● **EXERCISE**
Among the entries below, find every line that has "Category" and pull it out.

▬▬▬▬▬▬▬▬▬▬

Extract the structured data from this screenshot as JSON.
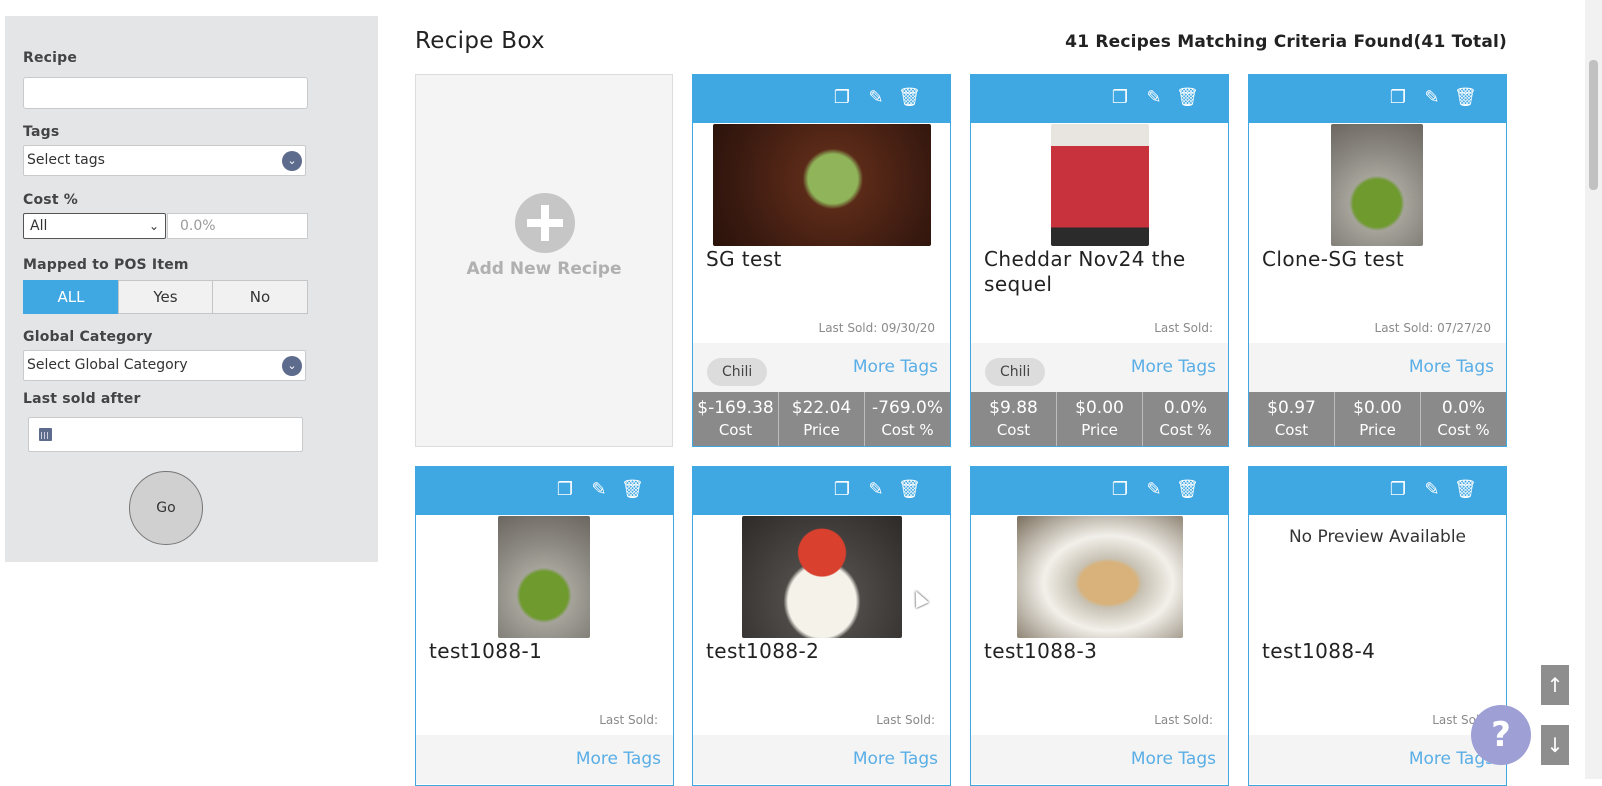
{
  "sidebar": {
    "recipe_label": "Recipe",
    "recipe_value": "",
    "tags_label": "Tags",
    "tags_placeholder": "Select tags",
    "cost_label": "Cost %",
    "cost_select": "All",
    "cost_placeholder": "0.0%",
    "pos_label": "Mapped to POS Item",
    "pos_options": [
      "ALL",
      "Yes",
      "No"
    ],
    "pos_selected": "ALL",
    "category_label": "Global Category",
    "category_placeholder": "Select Global Category",
    "last_sold_label": "Last sold after",
    "last_sold_value": "",
    "go_label": "Go"
  },
  "header": {
    "title": "Recipe Box",
    "summary": "41 Recipes Matching Criteria Found(41 Total)"
  },
  "add_card": {
    "label": "Add New Recipe"
  },
  "recipes": [
    {
      "name": "SG test",
      "last_sold": "Last Sold: 09/30/20",
      "tag": "Chili",
      "more_tags": "More Tags",
      "cost": "$-169.38",
      "price": "$22.04",
      "cost_pct": "-769.0%",
      "cost_lbl": "Cost",
      "price_lbl": "Price",
      "cost_pct_lbl": "Cost %"
    },
    {
      "name": "Cheddar Nov24 the sequel",
      "last_sold": "Last Sold:",
      "tag": "Chili",
      "more_tags": "More Tags",
      "cost": "$9.88",
      "price": "$0.00",
      "cost_pct": "0.0%",
      "cost_lbl": "Cost",
      "price_lbl": "Price",
      "cost_pct_lbl": "Cost %"
    },
    {
      "name": "Clone-SG test",
      "last_sold": "Last Sold: 07/27/20",
      "tag": "",
      "more_tags": "More Tags",
      "cost": "$0.97",
      "price": "$0.00",
      "cost_pct": "0.0%",
      "cost_lbl": "Cost",
      "price_lbl": "Price",
      "cost_pct_lbl": "Cost %"
    },
    {
      "name": "test1088-1",
      "last_sold": "Last Sold:",
      "more_tags": "More Tags"
    },
    {
      "name": "test1088-2",
      "last_sold": "Last Sold:",
      "more_tags": "More Tags"
    },
    {
      "name": "test1088-3",
      "last_sold": "Last Sold:",
      "more_tags": "More Tags"
    },
    {
      "name": "test1088-4",
      "last_sold": "Last Sold:",
      "more_tags": "More Tags",
      "no_preview": "No Preview Available"
    }
  ],
  "controls": {
    "scroll_up": "↑",
    "scroll_down": "↓",
    "help": "?"
  },
  "icons": {
    "copy": "copy-icon",
    "edit": "pencil-icon",
    "delete": "trash-icon"
  },
  "colors": {
    "accent": "#3fa7e2",
    "stats_bg": "#8a8a8a",
    "help": "#9e9fd4"
  }
}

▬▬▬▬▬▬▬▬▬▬

● **SOLUTION FOR THIS PROBLEM**
    "category_label": "Global Category",
    "category_placeholder": "Select Global Category",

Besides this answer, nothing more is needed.